One of the government programmes to help formal workers is the Direct Cash Transfer (DCT) also known as Wage Subsidy Assistance (WSA) that has began in August 2020. DCT applies to all formal workers in any sector whose salary is below IDR 5 million (EUR 300), who have been active in the social security scheme, BPJS Employment (BPJS Ketenagakerjaan) and have an active bank account. However, workers who have applied for the Pre-Working Card programme are ineligible for DCT, which is approved using ID card number. To obtain DCT, the employers shall register the workers to the BPJS Employment office or via SIPP Online BPJS. The government transfers assistance once every two months, which has been happening since late August to pay September-October 2020. The amount of the DCT is IDR 600 thousand (EUR 35) per month. DCT was transferred twice in 2020 and supported more than 12 million workers in September-December 2020. Unfortunately, the DCT programme is discontinued in 2021.
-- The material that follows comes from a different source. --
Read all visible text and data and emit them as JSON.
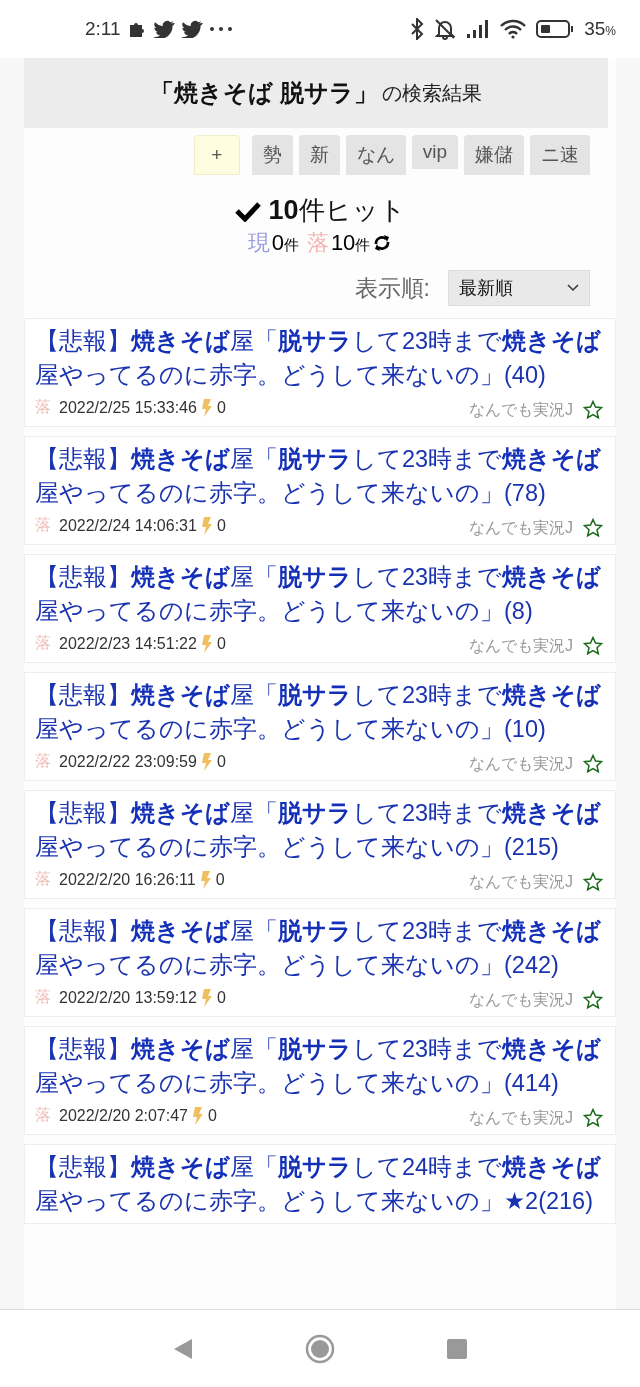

What are local stakeholders doing to lobby their government?

Trade unions are working advocate against the Job Creation Bill/Omnibus Law.

What are local organisations doing to support and protect workers?

Local organisations have more focus on doing research and capacity-building with the trade unions and workers. Given the pandemic situation, both activities are conducted online. In addition to that, some charities have been initiated to support the most vulnerable groups, such as homeworkers.

What have been the responses and requests of business associations to support the industry?

Business associations needs capital support, tax exemption, reduced the electrical and gas bills and other operation cost reductions ib order to keep their members (companies) afloat.

What are international brands doing to support the suppliers and protect the workers?

Brands have shared best practices from other production countries on how to deal with safety measures. No suppliers have reported on production-related support from brands.


Relevant links for more information

Ministry of Manpower
Travel to Indonesia policy
Indonesia National Board for Disaster Management (BNPB)
Ministry of Health
Government of Jakarta
Government of Yogyakarta
Government of Central Java
Government of West Java
Government of Banten
Government of Bali